Start time – 7:40 a.m.               End time – 3:30 p.m.       Total hours worked: 7 

 

Hopson Middle School: Monday, January 22

On my walk over to the school the temperature read 20 below, but as my mind ran over the tasks that needed to get done before second period I barely took notice of the drop in temperature from the week before. Talk with gym teacher about using space for the lesson’s activity…find foam balls and a basket to store them in…make 5 copies of data sheet for each class period…make 80 copies of scavenger-hunt worksheet…write-out 25+ labels  for common atmospheric gases…organize student work by period to be graded on Tuesday. So much to do that  I couldn’t help but thank my lucky stars that I had time first period during Mr. Neyhard’s extension class to get everything organized and ready to roll. This lesson was so crucial for the unit that not a minute could be wasted.   My task this lesson was to succinctly tie together the ideas that had been covered the previous week while introducing new content that discussed the absorption and radiation properties of greenhouse gases. This would  be the last full day of instruction for the unit and after subjecting students to a week of seat-work, I felt it was time that a more interactive lesson be introduced into the mix. That being said, after selecting an activity that fit the objectives of this particular lesson, it was beginning to dawn on me that a lot of work was needed to ensure that absolute chaos didn’t ensue as soon as students were asked to get out of their chairs and make their way over to the gym.

 

Star of the North Charter School: Monday, January 29

Start Time- 8:00 a.m.                 End Time- 3:00 p.m.         Total Time: 

9th Grade Health Period (8-9:00 a.m.) – Offered assistance to students that had questions on the reading.

10t Grade Biology Period (9:00-10:00 a.m.) – Mentor teacher is currently finishing up a unit on genetics. I went around the classroom and assisted students with any questions they had on their packets. I tried to spend more time around students that have difficulty focusing and completing their work on time.

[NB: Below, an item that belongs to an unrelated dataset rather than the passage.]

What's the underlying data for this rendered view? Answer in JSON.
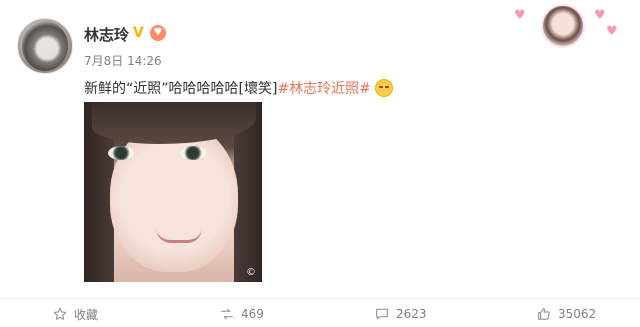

9th Grade Earth Science Period (10:00 -11:00 a.m.) – Mentor teacher is currently finishing up a unit on the Solar System, which he projects will be completed by next Tuesday. The class will then transition into a unit on the sun which I will be responsible for implementing. I went around the class and assisted students with questions they had on the reading. I engaged with a few students on the content specifically regarding the difference between planets and dwarf planets and size comparison between the various moons in the solar system and Pluto. I felt this may help students get more engaged in the reading.

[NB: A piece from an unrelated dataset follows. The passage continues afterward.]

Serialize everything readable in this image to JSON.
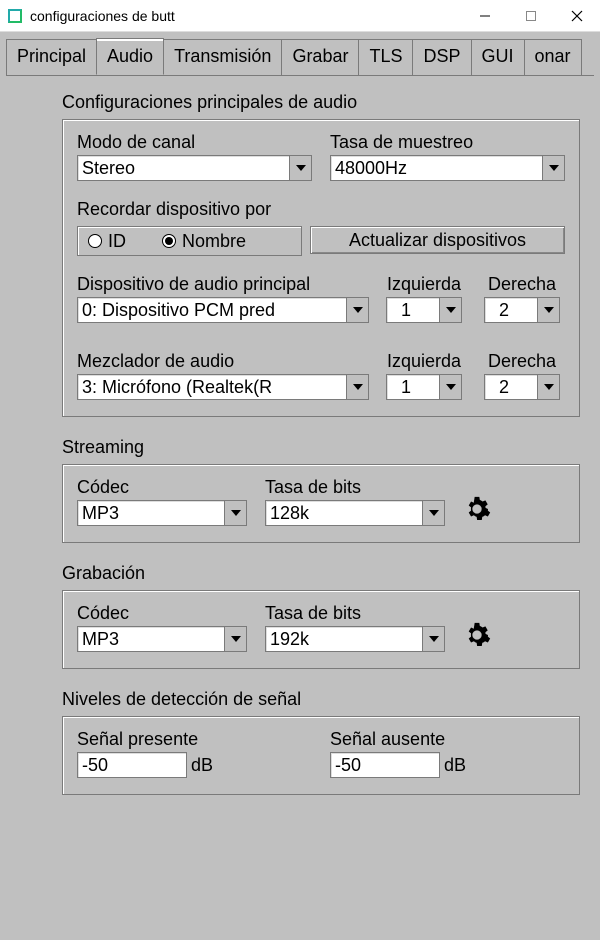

11-12th Grade Independent Period/Lunch (11:00 a.m. – 12:30 p.m.) – Assisted a student with questions on his zoology packet specifically regarding characteristics of Pacific Salmon. During lunch I sat with a 9th grade student who behind in her Health packet. I made her copies of the chapter to take home in case she didn’t get through the four sections she needed to catch up with the rest of the class. We also came up with a short term plan of how she could get her work done in time (complete two sections of the chapter in school and complete the other two sections at home).

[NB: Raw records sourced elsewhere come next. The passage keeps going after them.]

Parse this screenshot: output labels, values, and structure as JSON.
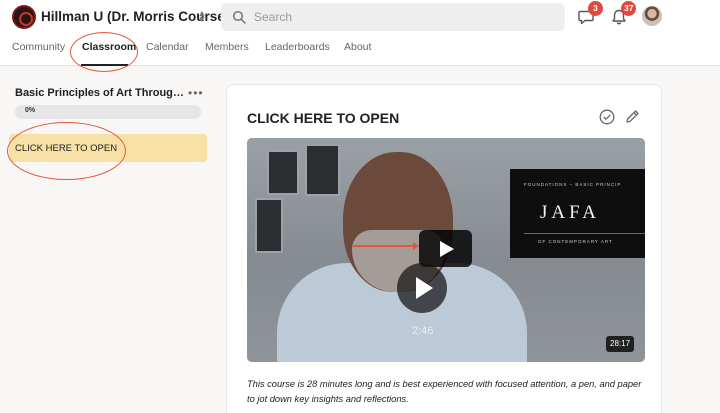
{
  "header": {
    "group_name": "Hillman U (Dr. Morris Course)",
    "search_placeholder": "Search",
    "chat_badge": "3",
    "notification_badge": "37",
    "icons": [
      "logo",
      "switch-icon",
      "search-icon",
      "chat-icon",
      "bell-icon",
      "avatar"
    ]
  },
  "nav": {
    "tabs": [
      {
        "label": "Community",
        "active": false
      },
      {
        "label": "Classroom",
        "active": true
      },
      {
        "label": "Calendar",
        "active": false
      },
      {
        "label": "Members",
        "active": false
      },
      {
        "label": "Leaderboards",
        "active": false
      },
      {
        "label": "About",
        "active": false
      }
    ]
  },
  "sidebar": {
    "course_title": "Basic Principles of Art Through ...",
    "progress_label": "0%",
    "progress": 0,
    "lessons": [
      {
        "label": "CLICK HERE TO OPEN",
        "selected": true
      }
    ]
  },
  "lesson": {
    "title": "CLICK HERE TO OPEN",
    "video": {
      "slide_subtitle": "FOUNDATIONS – BASIC PRINCIP",
      "slide_title": "JAFA",
      "slide_footer": "OF CONTEMPORARY ART",
      "overlay_time": "2:46",
      "duration": "28:17"
    },
    "description": "This course is 28 minutes long and is best experienced with focused attention, a pen, and paper to jot down key insights and reflections."
  },
  "colors": {
    "accent_badge": "#e0493c",
    "annotation_ring": "#e2573d",
    "selected_lesson_bg": "#f7e1a6"
  }
}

Middle-School Prep Period (12:45 p.m. -1:45 p.m.) – My mentor teacher reviewed reading comprehension skills with the 7th-8th grade students. During this period I went around and helped keep students on task and clarified any questions they had on their worksheets.

Interview with family (2:10- 3:00 p.m.) – Two new students interested in attending Star of the North were interviewed by three of the school’s teachers. I observed the process and was slightly surprised by the teachers’ reactions towards the parent, who did most of the speaking on behalf of her daughters who had negative experiences at their previous school. I thought the parent was certainly protective of her daughters, a natural tendency, but she did well on holding back from getting too defensive. I understand it was important to reiterate accountability as one of the school’s fundamental pillars and while two of the teachers delivered the message eloquently it was, in my opinion, being overdone.

 

Star of the North Charter School: Tuesday, January 30

Start Time- 8:00 a.m.                 End Time- 3:00 p.m.         Total Time: